Police investigating Lord Janner went off the boil, child abuse inquiry told
A former senior legal adviser at the Crown Prosecution Service told an abuse inquiry that police investigating historical sexual abuse allegations against Lord Janner appeared reluctant to pursue the Labour peer.
Allegations against the former Leicestershire MP first emerged publicly in the trial of disgraced care home boss Frank Beck in 1991, although the Sir Richard Henriques report in 2016 found that failures by police and prosecutors meant three chances were missed to charge Lord Janner, in 1991, 2002 and 2007.
Lord Janner, who had Alzheimer’s, died in December 2015 while awaiting trial for 22 counts of child sexual abuse offences, relating to nine different boys, dating back half a century.

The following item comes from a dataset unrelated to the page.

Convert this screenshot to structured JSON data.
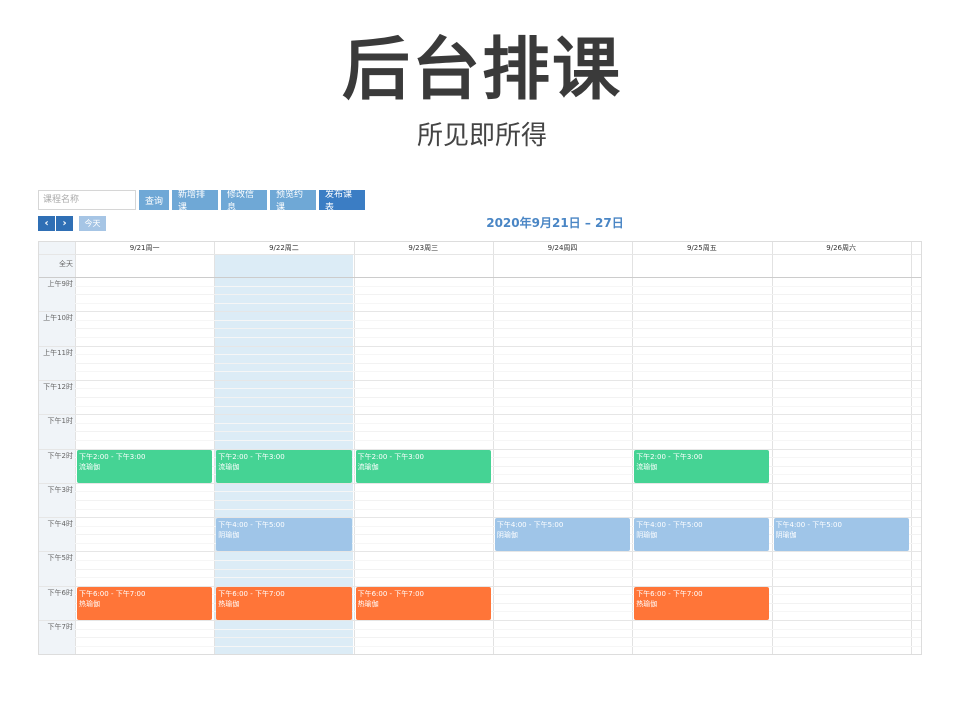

He denied the allegations.
A short summary of Friday’s IICSA hearing, which was held in private due to concerns the evidence would identify alleged victims, documented impressions from Mr Groundwell that the investigation into Lord Janner had fallen flat.
He said: “It was not what was said by the police, but what they didn’t say.”

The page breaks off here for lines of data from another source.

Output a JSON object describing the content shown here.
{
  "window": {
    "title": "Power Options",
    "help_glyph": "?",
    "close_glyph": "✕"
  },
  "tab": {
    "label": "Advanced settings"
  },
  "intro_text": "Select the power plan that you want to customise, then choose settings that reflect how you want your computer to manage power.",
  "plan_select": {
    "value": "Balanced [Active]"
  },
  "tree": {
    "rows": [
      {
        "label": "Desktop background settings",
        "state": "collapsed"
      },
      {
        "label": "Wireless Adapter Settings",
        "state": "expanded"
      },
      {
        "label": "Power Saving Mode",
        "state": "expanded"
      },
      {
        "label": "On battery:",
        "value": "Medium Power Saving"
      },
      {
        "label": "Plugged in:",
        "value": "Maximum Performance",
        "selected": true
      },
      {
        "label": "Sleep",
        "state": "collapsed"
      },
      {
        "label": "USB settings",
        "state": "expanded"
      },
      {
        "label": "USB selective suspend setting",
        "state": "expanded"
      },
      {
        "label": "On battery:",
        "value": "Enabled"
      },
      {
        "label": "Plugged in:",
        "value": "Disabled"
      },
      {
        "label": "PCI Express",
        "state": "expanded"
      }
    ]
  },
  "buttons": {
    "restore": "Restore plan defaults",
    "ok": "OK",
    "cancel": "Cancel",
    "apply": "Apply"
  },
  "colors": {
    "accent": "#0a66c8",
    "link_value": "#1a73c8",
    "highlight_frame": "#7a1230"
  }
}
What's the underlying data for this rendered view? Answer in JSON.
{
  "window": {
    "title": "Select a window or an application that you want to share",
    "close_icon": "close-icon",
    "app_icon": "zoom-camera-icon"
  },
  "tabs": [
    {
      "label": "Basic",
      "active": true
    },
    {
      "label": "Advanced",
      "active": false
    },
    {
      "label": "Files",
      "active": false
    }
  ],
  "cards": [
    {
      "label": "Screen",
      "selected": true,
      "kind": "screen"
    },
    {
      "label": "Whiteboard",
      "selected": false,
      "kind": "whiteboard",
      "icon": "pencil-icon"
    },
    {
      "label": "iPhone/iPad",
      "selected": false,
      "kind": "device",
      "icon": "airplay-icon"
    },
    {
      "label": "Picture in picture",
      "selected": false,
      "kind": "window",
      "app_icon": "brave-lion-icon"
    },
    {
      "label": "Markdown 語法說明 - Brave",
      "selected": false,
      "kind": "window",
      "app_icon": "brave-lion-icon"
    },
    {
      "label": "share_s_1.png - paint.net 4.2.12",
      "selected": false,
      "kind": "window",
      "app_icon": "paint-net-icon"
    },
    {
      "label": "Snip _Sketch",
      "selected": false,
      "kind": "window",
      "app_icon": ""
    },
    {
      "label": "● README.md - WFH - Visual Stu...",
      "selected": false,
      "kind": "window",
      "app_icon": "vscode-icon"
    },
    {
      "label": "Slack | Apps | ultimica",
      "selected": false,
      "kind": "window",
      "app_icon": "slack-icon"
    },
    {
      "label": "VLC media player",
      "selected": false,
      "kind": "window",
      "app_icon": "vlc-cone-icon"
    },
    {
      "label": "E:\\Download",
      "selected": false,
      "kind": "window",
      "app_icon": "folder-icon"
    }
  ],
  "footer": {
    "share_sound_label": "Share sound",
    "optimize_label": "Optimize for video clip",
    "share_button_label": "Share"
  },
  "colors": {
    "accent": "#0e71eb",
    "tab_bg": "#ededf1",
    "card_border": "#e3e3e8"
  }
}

He said he felt that “there was something holding them (police) back, that at that point they seemed to have gone off the boil”.
No detail was provided about when in time Mr Groundwell was referring to.
Earlier this week, a former detective described how Lord Janner was given “preferential treatment” due to his status, resulting in him not being arrested despite “plenty of evidence to do so”.
On Friday, barrister Peter Joyce QC, who prosecuted Beck nearly 30 years ago, said the fact that Lord Janner was an MP at the time and was well known locally would “not have made the slightest difference” to any advice he provided or to his approach towards the investigation.
The inquiry will continue with a mixture of closed and open hearings next week.